Doctor of Philosophy: Biomedical engineering, computer engineering, computer science, electrical engineering, materials science and engineering, mechanical engineering, software engineering, telecommunications engineering
*Joint program between Jindal School of Management and Erik Jonsson School of Engineering and Computer Science.
Research efforts underway at the school involve such cutting-edge technology as:
- Medical imaging.
- Speech recognition.
- Materials characterization.
- Cochlear implant technology.
- Organic electronics.
- Physical, chemical and biosensors.
- Wireless networking.
- Carbon nanotubes.
- Micro-electromechanical systems.
- Semiconductor design.
The Jonsson School’s rapid growth has helped propel its undergraduate programs into U.S. News & World Report’s annual rankings of the nation’s top schools of engineering.

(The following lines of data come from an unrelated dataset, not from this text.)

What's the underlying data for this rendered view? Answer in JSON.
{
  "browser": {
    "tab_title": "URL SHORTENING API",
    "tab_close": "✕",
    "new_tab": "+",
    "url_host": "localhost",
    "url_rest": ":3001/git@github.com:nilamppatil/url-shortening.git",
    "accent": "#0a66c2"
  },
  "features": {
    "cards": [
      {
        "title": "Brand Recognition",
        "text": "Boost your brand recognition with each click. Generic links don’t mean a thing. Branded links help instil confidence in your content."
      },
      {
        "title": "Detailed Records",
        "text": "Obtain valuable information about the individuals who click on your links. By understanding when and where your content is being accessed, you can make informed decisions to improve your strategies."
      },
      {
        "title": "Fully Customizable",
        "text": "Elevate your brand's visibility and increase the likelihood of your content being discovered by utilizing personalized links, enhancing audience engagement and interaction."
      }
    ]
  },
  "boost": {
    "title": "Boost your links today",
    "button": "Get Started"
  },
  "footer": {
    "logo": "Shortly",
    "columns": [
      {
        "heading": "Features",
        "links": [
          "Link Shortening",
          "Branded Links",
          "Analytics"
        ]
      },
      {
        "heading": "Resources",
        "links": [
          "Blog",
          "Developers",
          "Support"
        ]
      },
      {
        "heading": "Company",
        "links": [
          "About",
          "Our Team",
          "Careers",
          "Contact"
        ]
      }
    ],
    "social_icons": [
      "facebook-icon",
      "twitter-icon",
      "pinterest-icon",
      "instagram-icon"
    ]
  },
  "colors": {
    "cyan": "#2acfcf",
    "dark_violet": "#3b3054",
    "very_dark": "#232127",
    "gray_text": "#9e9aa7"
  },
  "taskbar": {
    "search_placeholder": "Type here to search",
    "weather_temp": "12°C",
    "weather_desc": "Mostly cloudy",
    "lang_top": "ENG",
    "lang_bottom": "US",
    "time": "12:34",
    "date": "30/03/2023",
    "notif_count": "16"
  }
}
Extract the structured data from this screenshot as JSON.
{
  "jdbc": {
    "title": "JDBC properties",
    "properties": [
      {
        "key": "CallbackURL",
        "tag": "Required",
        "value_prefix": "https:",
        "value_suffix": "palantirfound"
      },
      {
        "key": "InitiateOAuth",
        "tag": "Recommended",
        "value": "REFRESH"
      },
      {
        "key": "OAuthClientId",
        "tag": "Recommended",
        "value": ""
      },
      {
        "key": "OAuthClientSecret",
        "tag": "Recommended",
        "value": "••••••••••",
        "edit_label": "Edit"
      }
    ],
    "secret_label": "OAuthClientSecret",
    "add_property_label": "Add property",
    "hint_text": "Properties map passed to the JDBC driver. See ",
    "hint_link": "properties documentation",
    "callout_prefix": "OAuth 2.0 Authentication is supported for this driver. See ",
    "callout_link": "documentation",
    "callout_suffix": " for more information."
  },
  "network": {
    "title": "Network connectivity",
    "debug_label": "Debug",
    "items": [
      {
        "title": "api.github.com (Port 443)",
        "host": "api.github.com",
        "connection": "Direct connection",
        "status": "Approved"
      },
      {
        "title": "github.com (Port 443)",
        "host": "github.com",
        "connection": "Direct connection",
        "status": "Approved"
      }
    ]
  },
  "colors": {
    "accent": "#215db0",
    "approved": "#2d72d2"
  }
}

The school’s graduate programs have continued to rise through the national U.S. News rankings, now placing among the top 25 public university graduate programs and ranking third in Texas.
The Jonsson School has significantly increased the size of its faculty in recent years, hiring top recent graduates of Stanford University, Cornell University, Purdue University, Georgia Tech and UCLA, as well as seasoned professionals from Rutgers University, University of Southern California, University of California, Davis, Sandia National Laboratories, Freescale Semiconductor and Texas Instruments.
The Jonsson School features a variety of student organizations that are actively involved in both academic and social activities. Completely student-run, these include the Association for Computing Machinery, the Game Development Group, the National Society of Black Engineers, a chapter of the scientific research society Sigma Xi, the Society of Hispanic Professional Engineers and the Society of Women Engineers.